------ RECORDS FOR THIS TASK

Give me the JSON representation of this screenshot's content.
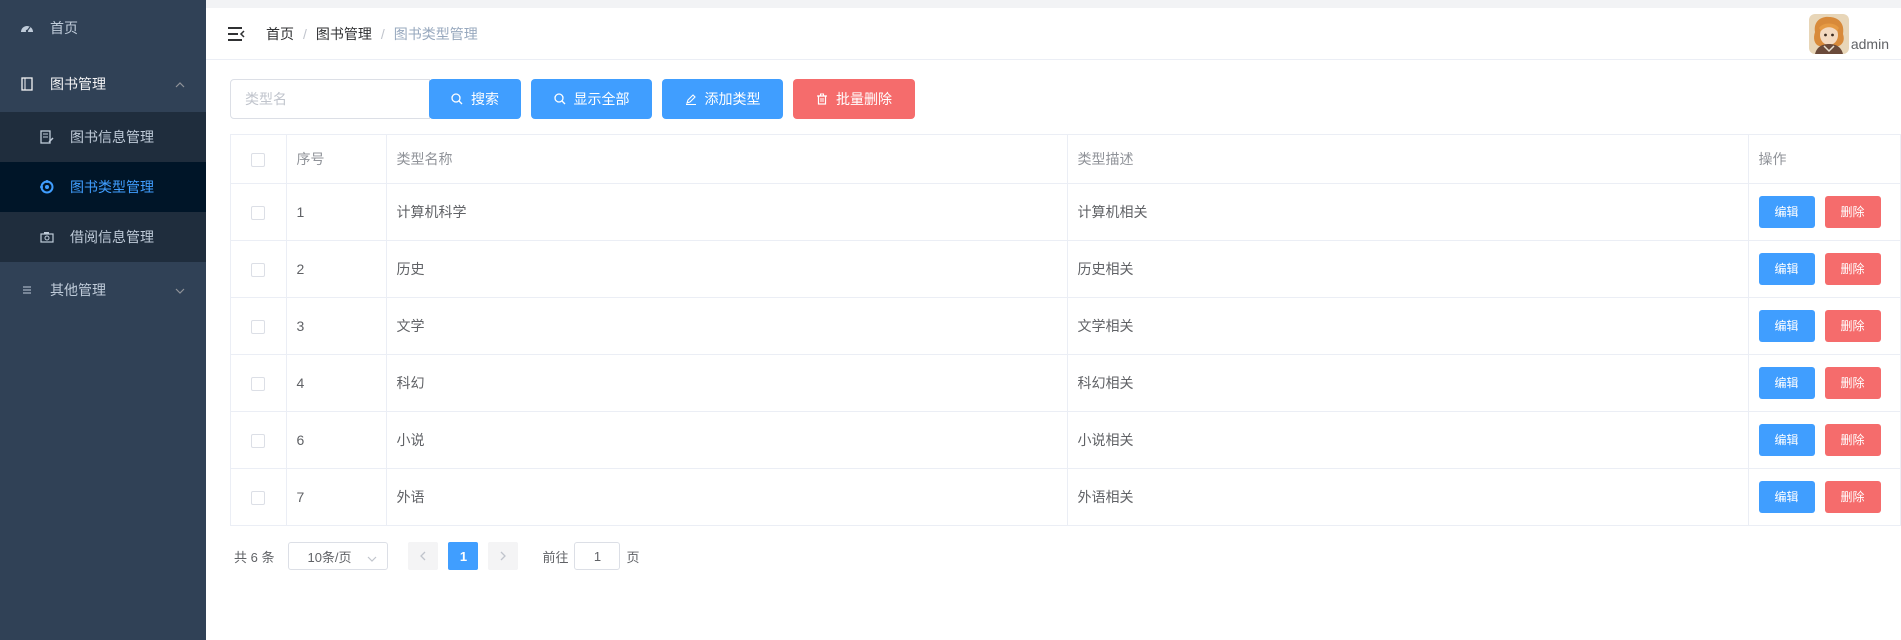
{
  "sidebar": {
    "items": [
      {
        "label": "首页",
        "icon": "dashboard-icon"
      },
      {
        "label": "图书管理",
        "icon": "book-icon",
        "expanded": true,
        "children": [
          {
            "label": "图书信息管理",
            "icon": "edit-doc-icon"
          },
          {
            "label": "图书类型管理",
            "icon": "category-icon",
            "active": true
          },
          {
            "label": "借阅信息管理",
            "icon": "camera-icon"
          }
        ]
      },
      {
        "label": "其他管理",
        "icon": "list-icon",
        "expanded": false
      }
    ]
  },
  "header": {
    "breadcrumb": [
      "首页",
      "图书管理",
      "图书类型管理"
    ],
    "user": "admin"
  },
  "toolbar": {
    "search_placeholder": "类型名",
    "search_label": "搜索",
    "show_all_label": "显示全部",
    "add_label": "添加类型",
    "batch_delete_label": "批量删除"
  },
  "table": {
    "headers": {
      "no": "序号",
      "name": "类型名称",
      "desc": "类型描述",
      "ops": "操作"
    },
    "edit_label": "编辑",
    "delete_label": "删除",
    "rows": [
      {
        "no": "1",
        "name": "计算机科学",
        "desc": "计算机相关"
      },
      {
        "no": "2",
        "name": "历史",
        "desc": "历史相关"
      },
      {
        "no": "3",
        "name": "文学",
        "desc": "文学相关"
      },
      {
        "no": "4",
        "name": "科幻",
        "desc": "科幻相关"
      },
      {
        "no": "6",
        "name": "小说",
        "desc": "小说相关"
      },
      {
        "no": "7",
        "name": "外语",
        "desc": "外语相关"
      }
    ]
  },
  "pagination": {
    "total": "共 6 条",
    "page_size": "10条/页",
    "current_page": "1",
    "goto_prefix": "前往",
    "goto_value": "1",
    "goto_suffix": "页"
  },
  "colors": {
    "sidebar_bg": "#304156",
    "primary": "#409eff",
    "danger": "#f56c6c"
  }
}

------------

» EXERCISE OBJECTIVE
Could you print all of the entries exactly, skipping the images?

» ANSWER TO THE EXERCISE
Give me the JSON representation of this screenshot's content.
{
  "sidebar": {
    "items": [
      {
        "label": "首页",
        "icon": "dashboard-icon"
      },
      {
        "label": "图书管理",
        "icon": "book-icon",
        "expanded": true,
        "children": [
          {
            "label": "图书信息管理",
            "icon": "edit-doc-icon"
          },
          {
            "label": "图书类型管理",
            "icon": "category-icon",
            "active": true
          },
          {
            "label": "借阅信息管理",
            "icon": "camera-icon"
          }
        ]
      },
      {
        "label": "其他管理",
        "icon": "list-icon",
        "expanded": false
      }
    ]
  },
  "header": {
    "breadcrumb": [
      "首页",
      "图书管理",
      "图书类型管理"
    ],
    "user": "admin"
  },
  "toolbar": {
    "search_placeholder": "类型名",
    "search_label": "搜索",
    "show_all_label": "显示全部",
    "add_label": "添加类型",
    "batch_delete_label": "批量删除"
  },
  "table": {
    "headers": {
      "no": "序号",
      "name": "类型名称",
      "desc": "类型描述",
      "ops": "操作"
    },
    "edit_label": "编辑",
    "delete_label": "删除",
    "rows": [
      {
        "no": "1",
        "name": "计算机科学",
        "desc": "计算机相关"
      },
      {
        "no": "2",
        "name": "历史",
        "desc": "历史相关"
      },
      {
        "no": "3",
        "name": "文学",
        "desc": "文学相关"
      },
      {
        "no": "4",
        "name": "科幻",
        "desc": "科幻相关"
      },
      {
        "no": "6",
        "name": "小说",
        "desc": "小说相关"
      },
      {
        "no": "7",
        "name": "外语",
        "desc": "外语相关"
      }
    ]
  },
  "pagination": {
    "total": "共 6 条",
    "page_size": "10条/页",
    "current_page": "1",
    "goto_prefix": "前往",
    "goto_value": "1",
    "goto_suffix": "页"
  },
  "colors": {
    "sidebar_bg": "#304156",
    "primary": "#409eff",
    "danger": "#f56c6c"
  }
}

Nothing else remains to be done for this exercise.